Childhood eczema has become more prevalent in recent years, deserving attention and demanding alternate treatment options. Eczema is an inflammatory (and often allergic) skin condition, often coincident with asthma or hay fever. The consequent rashes may appear anywhere on the skin, but are most commonly seen on arms and knees.
Unfortunately, despite its growing incidence, there are limited therapies available for young children. All current treatment options are rather harsh and extreme for children, as most clinicians recommend moisturizers or topical steroids for mild cases and immunosuppressants or oral corticosteroids for severe cases. These therapies, while given a safe stamp of approval, have side effects that threaten a young child s blood pressure, bones, and kidneys when used over a long period of time.
A new study conducted by researchers at National Jewish Health Denver, suggests wet wrap therapy may serve as a safe and even more effective treatment for childhood eczema than the current medicinal options. According to the Cleveland Clinic, eczema or atopic dermatitis cases have increased twofold to threefold since the 1970s. Dr. Mark Boguniewciz, pediatric allergist and immunologist at the National Jewish Health adds, Eczema is not only a big problem in this country, but a huge global health problem.
Wet wrap therapy involves soaking an affected child in warm bathwater for 10 to 20 minutes. Following the bath, the child is patted dry, and a moisturizer and mild medicated ointment is applied to the inflamed and irritated areas of the skin. The child is then immediately wrapped in wet clothing to trap the medication. An additional dry layer of clothing is also added following the wet layer. The wet layers are left for two hours upon removal localized areas of eczema should have improved.
The study, published in the Journal of Allergy and Clinical Immunology, included 72 children. Researchers administered wet wrap therapy about two to three times per day for two weeks, based on the severity of the skin condition. Treatment was adjusted and modified to remaining affected regions as improvement was seen. Investigators quantified severity of eczema before and after treatment using two measures: SCORAD (Scoring Atopic Dermatitis) and ADQ (AD Quickscore).

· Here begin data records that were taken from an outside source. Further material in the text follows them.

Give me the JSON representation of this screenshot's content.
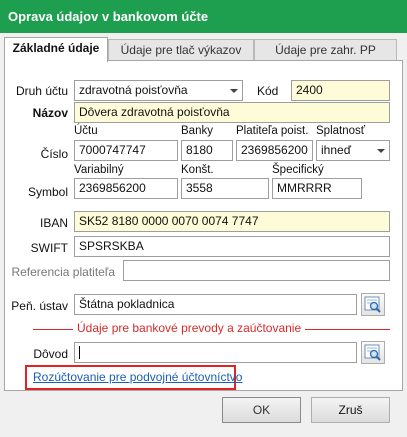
{
  "window": {
    "title": "Oprava údajov v bankovom účte"
  },
  "tabs": [
    {
      "label": "Základné údaje"
    },
    {
      "label": "Údaje pre tlač výkazov"
    },
    {
      "label": "Údaje pre zahr. PP"
    }
  ],
  "form": {
    "druh_uctu": {
      "label": "Druh účtu",
      "value": "zdravotná poisťovňa"
    },
    "kod": {
      "label": "Kód",
      "value": "2400"
    },
    "nazov": {
      "label": "Názov",
      "value": "Dôvera zdravotná poisťovňa"
    },
    "cislo": {
      "label": "Číslo",
      "uctu": {
        "header": "Účtu",
        "value": "7000747747"
      },
      "banky": {
        "header": "Banky",
        "value": "8180"
      },
      "platitela": {
        "header": "Platiteľa poist.",
        "value": "2369856200"
      },
      "splatnost": {
        "header": "Splatnosť",
        "value": "ihneď"
      }
    },
    "symbol": {
      "label": "Symbol",
      "variabilny": {
        "header": "Variabilný",
        "value": "2369856200"
      },
      "konst": {
        "header": "Konšt.",
        "value": "3558"
      },
      "specificky": {
        "header": "Špecifický",
        "value": "MMRRRR"
      }
    },
    "iban": {
      "label": "IBAN",
      "value": "SK52 8180 0000 0070 0074 7747"
    },
    "swift": {
      "label": "SWIFT",
      "value": "SPSRSKBA"
    },
    "referencia": {
      "label": "Referencia platiteľa",
      "value": ""
    },
    "pen_ustav": {
      "label": "Peň. ústav",
      "value": "Štátna pokladnica"
    },
    "section_title": "Údaje pre bankové prevody a zaúčtovanie",
    "dovod": {
      "label": "Dôvod",
      "value": ""
    },
    "link": "Rozúčtovanie pre podvojné účtovníctvo"
  },
  "buttons": {
    "ok": "OK",
    "cancel": "Zruš"
  },
  "colors": {
    "titlebar": "#1e9e4f",
    "required_field": "#fdfbd8",
    "accent_red": "#d62b2b",
    "link": "#1a5fb4"
  }
}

The results indicate that participants of the study who underwent wet wrap therapy had their symptoms reduced by an average of 71 percent. In addition, the improvement was sustained up to a month after the children returned home. The most significant impact of this alternative treatment is that healthy skin remained without prior prescription medications. As such, children were weaned off more powerful oral medications.
Lead author Dr. Boguniewciz comments, From this data and other work, this can be a lasting effect, even when you discontinue treatment ¦The wraps make the medication you put on more effective without reaching for stronger medicines. We wanted to know could we get more out of a lower potency medicine, and this suggests that we can.
Though Boguniewciz and his colleagues see lasting promise with this therapeutic method, they caution parents against trying wet wrap therapy on their own suggesting that overuse can do more harm than good.